Problem — The answer must consist of every line from the data that holds "creationix".

Web page and app entries —
+ + + +

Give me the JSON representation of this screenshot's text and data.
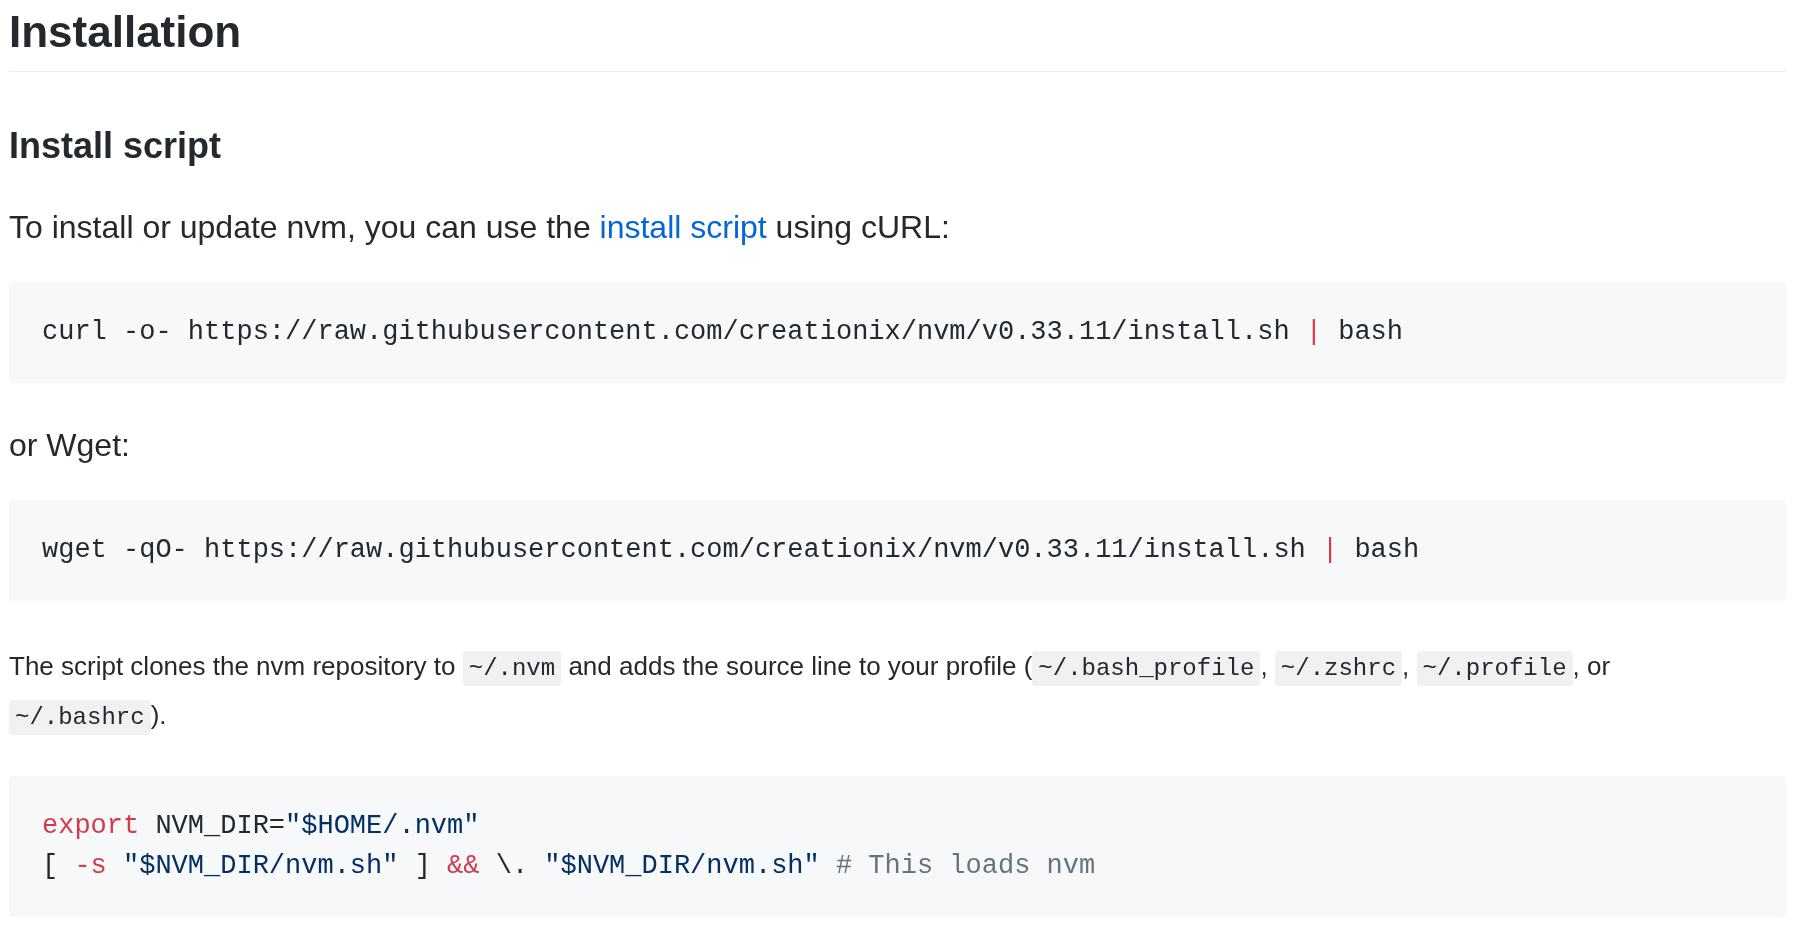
{
  "heading": "Installation",
  "subheading": "Install script",
  "blocks": [
    {
      "kind": "paragraph",
      "segments": [
        {
          "kind": "text",
          "text": "To install or update nvm, you can use the "
        },
        {
          "kind": "link",
          "text": "install script"
        },
        {
          "kind": "text",
          "text": " using cURL:"
        }
      ]
    },
    {
      "kind": "code",
      "lines": [
        [
          {
            "kind": "plain",
            "text": "curl -o- https://raw.githubusercontent.com/creationix/nvm/v0.33.11/install.sh "
          },
          {
            "kind": "keyword",
            "text": "|"
          },
          {
            "kind": "plain",
            "text": " bash"
          }
        ]
      ]
    },
    {
      "kind": "paragraph",
      "segments": [
        {
          "kind": "text",
          "text": "or Wget:"
        }
      ]
    },
    {
      "kind": "code",
      "lines": [
        [
          {
            "kind": "plain",
            "text": "wget -qO- https://raw.githubusercontent.com/creationix/nvm/v0.33.11/install.sh "
          },
          {
            "kind": "keyword",
            "text": "|"
          },
          {
            "kind": "plain",
            "text": " bash"
          }
        ]
      ]
    },
    {
      "kind": "note",
      "segments": [
        {
          "kind": "text",
          "text": "The script clones the nvm repository to "
        },
        {
          "kind": "code",
          "text": "~/.nvm"
        },
        {
          "kind": "text",
          "text": " and adds the source line to your profile ("
        },
        {
          "kind": "code",
          "text": "~/.bash_profile"
        },
        {
          "kind": "text",
          "text": ", "
        },
        {
          "kind": "code",
          "text": "~/.zshrc"
        },
        {
          "kind": "text",
          "text": ", "
        },
        {
          "kind": "code",
          "text": "~/.profile"
        },
        {
          "kind": "text",
          "text": ", or "
        },
        {
          "kind": "code",
          "text": "~/.bashrc"
        },
        {
          "kind": "text",
          "text": ")."
        }
      ]
    },
    {
      "kind": "code",
      "lines": [
        [
          {
            "kind": "keyword",
            "text": "export"
          },
          {
            "kind": "plain",
            "text": " NVM_DIR="
          },
          {
            "kind": "string",
            "text": "\"$HOME/.nvm\""
          }
        ],
        [
          {
            "kind": "plain",
            "text": "[ "
          },
          {
            "kind": "keyword",
            "text": "-s"
          },
          {
            "kind": "string",
            "text": " \"$NVM_DIR/nvm.sh\""
          },
          {
            "kind": "plain",
            "text": " ] "
          },
          {
            "kind": "keyword",
            "text": "&&"
          },
          {
            "kind": "plain",
            "text": " \\. "
          },
          {
            "kind": "string",
            "text": "\"$NVM_DIR/nvm.sh\""
          },
          {
            "kind": "comment",
            "text": " # This loads nvm"
          }
        ]
      ]
    }
  ]
}
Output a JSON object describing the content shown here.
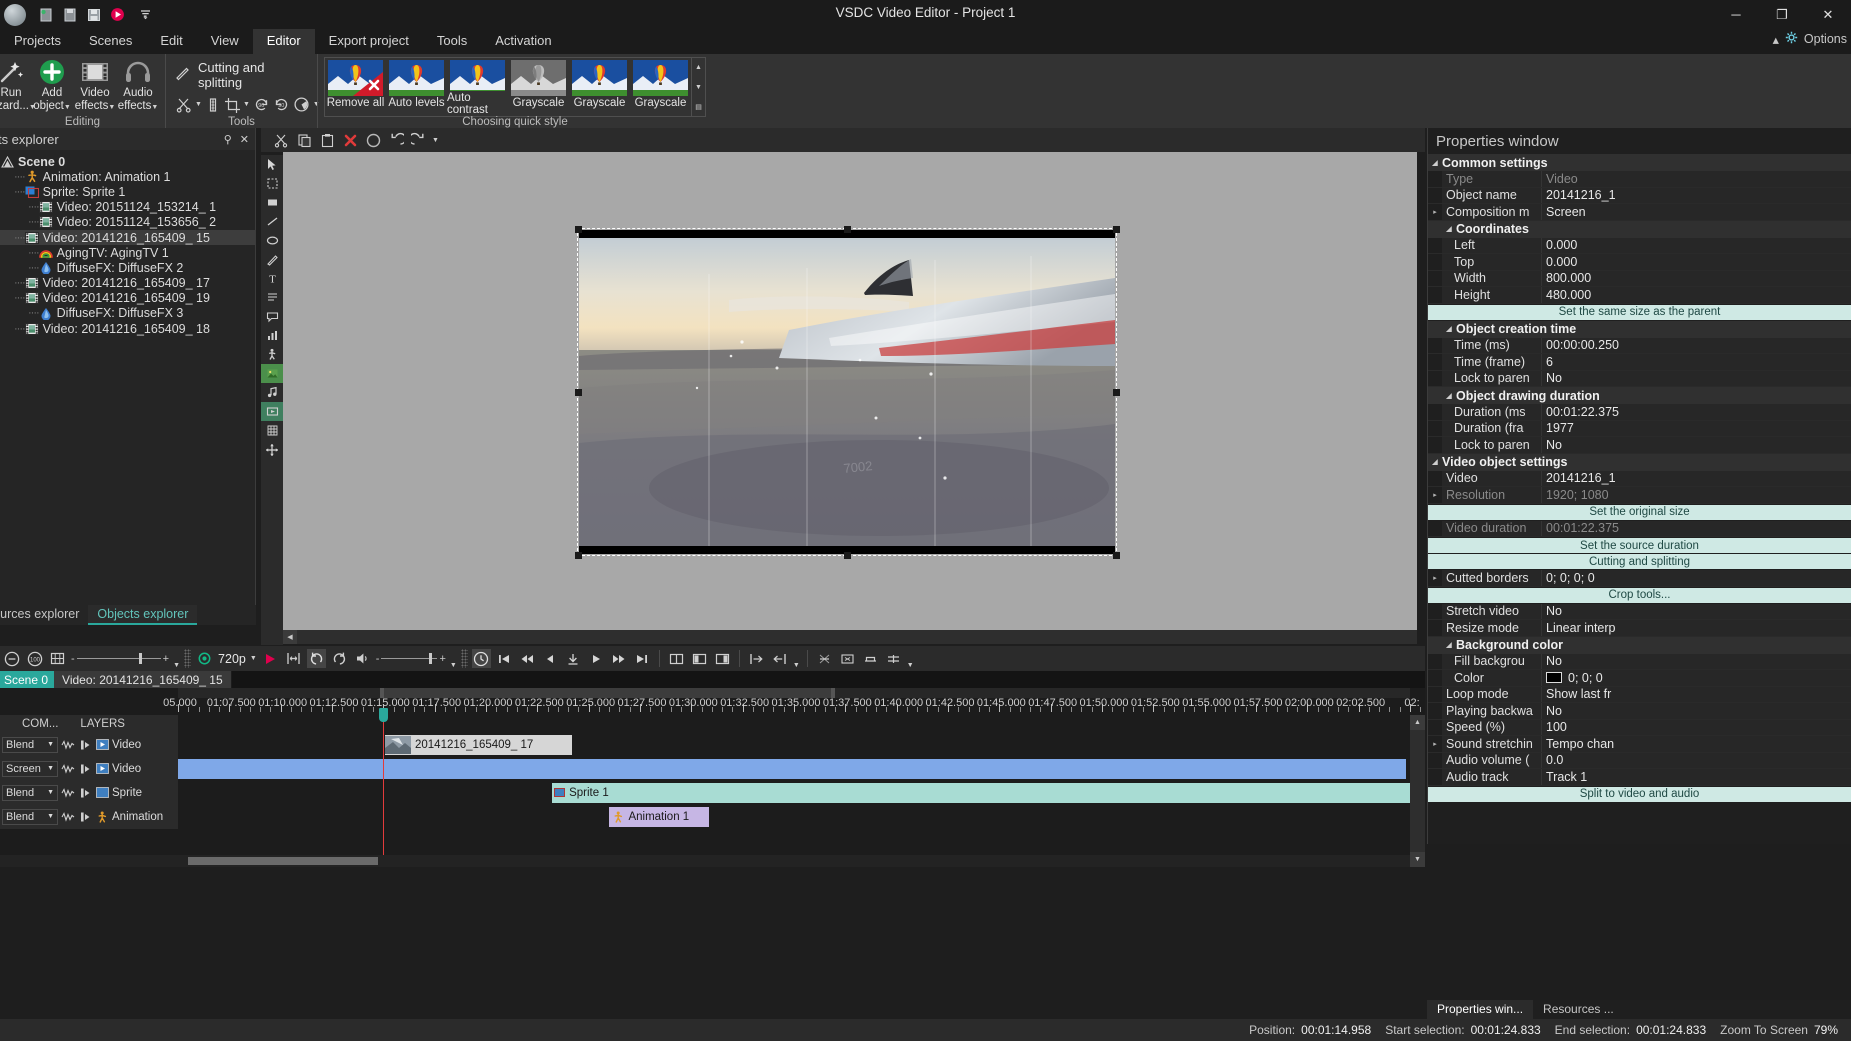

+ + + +

Solution for this problem —
            "text": "curl -o- https://raw.githubusercontent.com/creationix/nvm/v0.33.11/install.sh "
            "text": "wget -qO- https://raw.githubusercontent.com/creationix/nvm/v0.33.11/install.sh "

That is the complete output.